2. Apprenticeships are an investment in the future of my business
My business relies on a skilled workforce. Investment in our apprentice programme is a key element of our strategy to deliver the skills we need to sustain our business and achieve or development plans Interestingly, most people in Camp 1 have never taken on an apprentice while those in Camp 2 have real-world experience! Camp 2 companies do recognise that there are costs and that not every apprenticeship works out but by taking a planned, strategic view they appreciate that the investment delivers real value over time.
Should businesses be paid apprenticeship grants?
The apprenticeship grants can be seen in 2 ways
…to ease the pain of the cost of an apprentice to your business
…to the investment in building a skilled workforce for the future Which way you see it is subjective but maybe the incentive view is ‘glass half-empty‘. No matter what the incentive, apprenticeships are a bit of a pain! Is this approach set to deliver a positive outcome for anyone? I think not. On the other hand, the contribution view is ‘glass half-full‘. Our planned apprenticeship programme delivers real benefit to our business and the contribution is a welcome addition. We are focused on making things work. So whether the apprentice grant is worth it or not depends more on planning and attitude rather than cash? I believe apprenticeships are here to stay and are immensely valuable as an option in the education and growth of young people (and increasingly older people too) However, for an apprenticeship to work, to really deliver value to both the apprentice and the employer, the company needs to have a strategic vision for apprenticeships as part of their business growth.
Strategic investment in an apprenticeship can be a real win:win

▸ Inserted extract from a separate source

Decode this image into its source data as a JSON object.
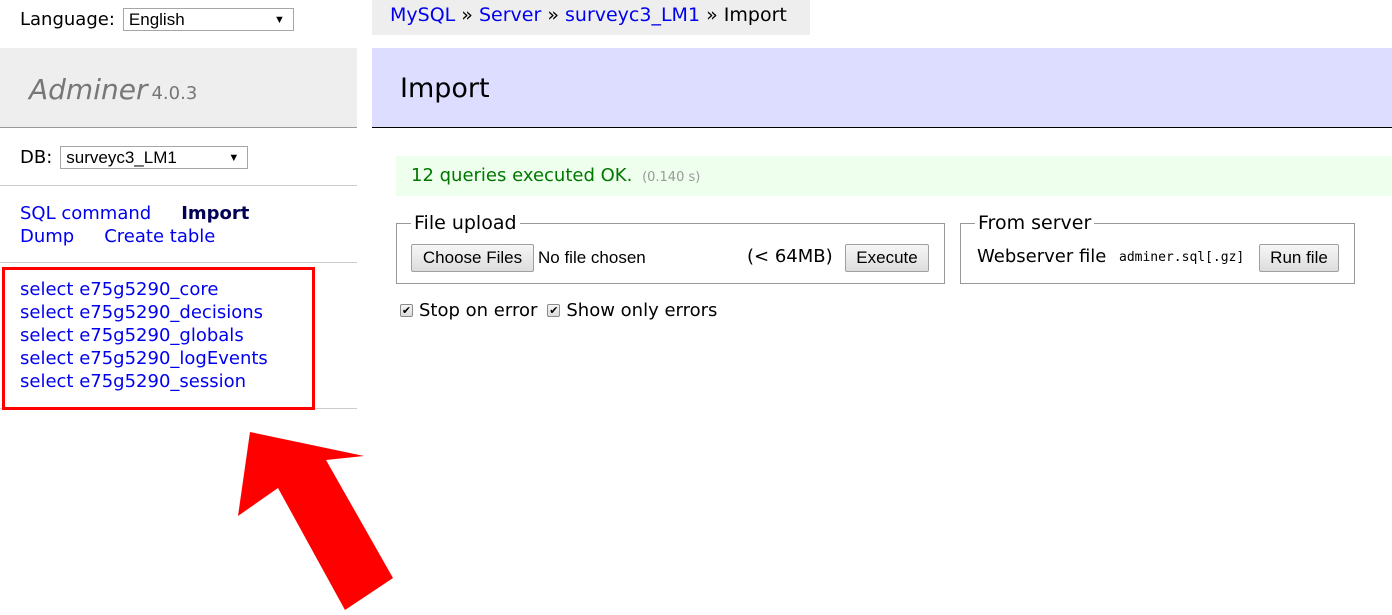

There is absolutely no doubt, that if you are looking for advice to help you grow your business in the UK at the moment, there are people falling over themselves to support this through funding. You will find just a few of the options here. This funding with either pay for support from suitably accredited consultants, or from business advisers employed by organisations like Business Growth Service and the Manufacturing Advisory Service. Whilst BSA is accredited to deliver this advice, and believe that planning for growth is vital, there are times when you actually need to do something to grow, and here the funding options become significantly more limited. At this point I will focus on marketing as it is what I know, and there is no question that investing in a well planned (yes that is very important) and properly resourced marketing strategy is key to the sustained growth of any business. I know this because it’s our bread and butter, working with clients to do just this, and very little of our work is grant supported. However, I know there are business who could benefit from our expertise, but who would need grant support to access this sustainably. We could access funding to support the planning aspects of the programme, and we could work with clients to create a viable and effective plan; Then what? The funding stops, and so it’s over to the business owners to implement the plan, but the fact is that good marketing is an investment and in many cases the benefits can take a while to kick in. In our experience this leads to businesses reverting to old habits and “giving up on the marketing” before the investments have time to bear fruit. If on the other hand support extended to seed corn funding for the plans implementation, allowing the support to continue in the easy days of the implementation to a point where theses fruits make the plan self sustaining in the long term, would this actually deliver more effective growth within the economy? I should stress that these are my opinions, and I am not arrogant enough to think that my opinion will change Government policy in this area. I raise the subject with the simple aim of stimulating debate.